**Your assignment:** From the listing below, copy each line that contains the word "this".

**Records provided:**
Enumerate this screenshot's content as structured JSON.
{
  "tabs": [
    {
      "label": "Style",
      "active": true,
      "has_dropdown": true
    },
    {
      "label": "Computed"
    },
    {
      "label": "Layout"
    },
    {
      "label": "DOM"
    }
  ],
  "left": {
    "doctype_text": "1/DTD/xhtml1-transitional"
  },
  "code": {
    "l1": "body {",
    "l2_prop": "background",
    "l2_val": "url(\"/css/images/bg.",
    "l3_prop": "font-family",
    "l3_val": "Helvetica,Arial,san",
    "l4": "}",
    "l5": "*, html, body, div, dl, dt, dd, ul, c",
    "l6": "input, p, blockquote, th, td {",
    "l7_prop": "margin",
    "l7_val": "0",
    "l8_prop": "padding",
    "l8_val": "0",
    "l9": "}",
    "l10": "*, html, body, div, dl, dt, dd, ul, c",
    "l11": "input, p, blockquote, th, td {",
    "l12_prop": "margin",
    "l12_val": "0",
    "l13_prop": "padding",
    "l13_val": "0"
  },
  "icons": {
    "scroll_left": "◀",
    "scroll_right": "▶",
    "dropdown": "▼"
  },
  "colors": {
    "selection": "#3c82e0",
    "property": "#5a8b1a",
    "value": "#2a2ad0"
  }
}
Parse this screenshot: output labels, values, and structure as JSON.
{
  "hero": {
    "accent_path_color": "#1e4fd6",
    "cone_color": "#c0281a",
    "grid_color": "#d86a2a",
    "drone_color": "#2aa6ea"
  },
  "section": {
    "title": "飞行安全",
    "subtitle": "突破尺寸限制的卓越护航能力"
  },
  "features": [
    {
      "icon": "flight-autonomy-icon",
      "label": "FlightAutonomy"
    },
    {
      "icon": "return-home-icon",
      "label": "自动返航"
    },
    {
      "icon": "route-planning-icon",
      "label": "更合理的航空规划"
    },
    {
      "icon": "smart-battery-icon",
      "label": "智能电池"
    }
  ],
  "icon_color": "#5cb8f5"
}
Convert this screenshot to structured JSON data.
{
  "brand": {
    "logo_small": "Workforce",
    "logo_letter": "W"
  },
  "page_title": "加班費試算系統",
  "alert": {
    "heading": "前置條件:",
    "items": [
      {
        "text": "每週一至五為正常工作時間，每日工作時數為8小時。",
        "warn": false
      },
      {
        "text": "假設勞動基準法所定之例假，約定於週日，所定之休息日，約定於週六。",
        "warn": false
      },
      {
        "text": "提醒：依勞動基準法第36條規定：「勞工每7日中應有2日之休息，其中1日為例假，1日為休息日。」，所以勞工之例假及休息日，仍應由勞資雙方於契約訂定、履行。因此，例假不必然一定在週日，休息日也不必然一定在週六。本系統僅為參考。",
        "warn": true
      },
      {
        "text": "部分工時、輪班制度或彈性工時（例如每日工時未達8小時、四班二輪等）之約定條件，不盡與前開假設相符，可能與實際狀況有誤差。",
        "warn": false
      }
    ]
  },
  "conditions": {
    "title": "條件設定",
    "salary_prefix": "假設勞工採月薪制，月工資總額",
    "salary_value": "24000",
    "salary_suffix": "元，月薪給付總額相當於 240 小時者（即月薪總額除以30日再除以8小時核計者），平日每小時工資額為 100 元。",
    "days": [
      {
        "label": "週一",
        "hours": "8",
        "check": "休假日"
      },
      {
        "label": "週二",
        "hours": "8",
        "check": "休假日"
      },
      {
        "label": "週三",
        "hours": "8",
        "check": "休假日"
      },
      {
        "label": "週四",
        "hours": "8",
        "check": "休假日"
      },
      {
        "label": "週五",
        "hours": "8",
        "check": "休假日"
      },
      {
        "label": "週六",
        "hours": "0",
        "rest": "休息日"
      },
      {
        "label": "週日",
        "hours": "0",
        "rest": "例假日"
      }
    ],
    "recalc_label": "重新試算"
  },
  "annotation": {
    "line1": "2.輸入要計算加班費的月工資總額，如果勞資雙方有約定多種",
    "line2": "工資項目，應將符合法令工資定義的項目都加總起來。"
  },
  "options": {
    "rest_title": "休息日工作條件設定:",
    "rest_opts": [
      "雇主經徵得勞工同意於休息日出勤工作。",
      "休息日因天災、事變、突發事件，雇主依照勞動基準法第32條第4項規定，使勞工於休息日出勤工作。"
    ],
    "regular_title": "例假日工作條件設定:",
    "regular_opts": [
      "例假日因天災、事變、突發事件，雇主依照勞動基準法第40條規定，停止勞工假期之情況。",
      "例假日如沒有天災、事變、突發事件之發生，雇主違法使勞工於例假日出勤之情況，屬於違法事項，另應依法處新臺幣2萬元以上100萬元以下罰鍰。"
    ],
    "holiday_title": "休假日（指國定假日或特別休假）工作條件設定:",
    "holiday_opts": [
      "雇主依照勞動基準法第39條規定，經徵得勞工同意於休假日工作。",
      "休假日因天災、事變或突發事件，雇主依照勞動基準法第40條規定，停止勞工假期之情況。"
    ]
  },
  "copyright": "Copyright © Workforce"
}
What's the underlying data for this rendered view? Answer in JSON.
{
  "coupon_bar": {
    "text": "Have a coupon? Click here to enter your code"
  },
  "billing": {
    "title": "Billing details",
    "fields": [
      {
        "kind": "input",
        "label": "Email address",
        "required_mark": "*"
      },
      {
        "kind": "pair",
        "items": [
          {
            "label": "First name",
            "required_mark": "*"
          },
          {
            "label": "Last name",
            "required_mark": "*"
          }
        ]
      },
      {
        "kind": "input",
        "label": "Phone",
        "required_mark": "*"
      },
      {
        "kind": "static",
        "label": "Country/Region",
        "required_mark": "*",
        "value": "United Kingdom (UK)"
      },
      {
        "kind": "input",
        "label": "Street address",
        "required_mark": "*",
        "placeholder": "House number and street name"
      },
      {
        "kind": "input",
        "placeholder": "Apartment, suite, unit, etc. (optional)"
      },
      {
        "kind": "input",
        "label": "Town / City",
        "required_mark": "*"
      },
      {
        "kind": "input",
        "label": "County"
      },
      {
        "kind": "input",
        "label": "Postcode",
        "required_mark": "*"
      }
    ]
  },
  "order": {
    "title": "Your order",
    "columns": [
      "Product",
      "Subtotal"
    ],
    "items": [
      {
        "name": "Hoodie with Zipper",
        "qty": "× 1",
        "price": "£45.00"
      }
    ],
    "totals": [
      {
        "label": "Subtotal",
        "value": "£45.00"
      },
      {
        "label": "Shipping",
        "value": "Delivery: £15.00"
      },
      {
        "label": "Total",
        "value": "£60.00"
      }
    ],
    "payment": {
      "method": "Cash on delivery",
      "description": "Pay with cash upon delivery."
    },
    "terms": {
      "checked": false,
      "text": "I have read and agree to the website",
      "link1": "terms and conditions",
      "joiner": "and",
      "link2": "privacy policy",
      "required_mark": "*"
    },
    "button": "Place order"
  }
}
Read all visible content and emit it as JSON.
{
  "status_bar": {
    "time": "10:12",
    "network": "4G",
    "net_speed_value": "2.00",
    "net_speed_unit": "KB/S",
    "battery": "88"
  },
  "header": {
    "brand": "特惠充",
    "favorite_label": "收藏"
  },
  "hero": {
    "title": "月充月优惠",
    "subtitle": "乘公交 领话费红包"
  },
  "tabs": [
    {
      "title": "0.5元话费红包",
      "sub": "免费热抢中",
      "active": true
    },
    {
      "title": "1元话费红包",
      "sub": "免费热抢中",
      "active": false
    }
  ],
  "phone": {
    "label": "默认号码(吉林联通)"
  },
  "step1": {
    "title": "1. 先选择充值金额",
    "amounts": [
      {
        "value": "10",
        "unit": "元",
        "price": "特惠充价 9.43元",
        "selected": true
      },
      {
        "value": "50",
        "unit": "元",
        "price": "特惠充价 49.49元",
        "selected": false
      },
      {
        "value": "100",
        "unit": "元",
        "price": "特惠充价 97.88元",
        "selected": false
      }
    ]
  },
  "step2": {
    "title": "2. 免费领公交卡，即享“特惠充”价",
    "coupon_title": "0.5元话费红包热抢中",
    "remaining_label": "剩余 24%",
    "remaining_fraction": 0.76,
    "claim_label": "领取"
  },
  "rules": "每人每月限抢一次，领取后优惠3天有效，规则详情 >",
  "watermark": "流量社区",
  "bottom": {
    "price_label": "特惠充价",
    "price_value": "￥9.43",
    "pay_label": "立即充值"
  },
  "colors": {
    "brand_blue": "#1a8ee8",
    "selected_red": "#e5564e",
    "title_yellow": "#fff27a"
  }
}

**Task solution:**
Enumerate this screenshot's content as structured JSON.
Parse this screenshot: output labels, values, and structure as JSON.
Convert this screenshot to structured JSON data.
What's the underlying data for this rendered view? Answer in JSON.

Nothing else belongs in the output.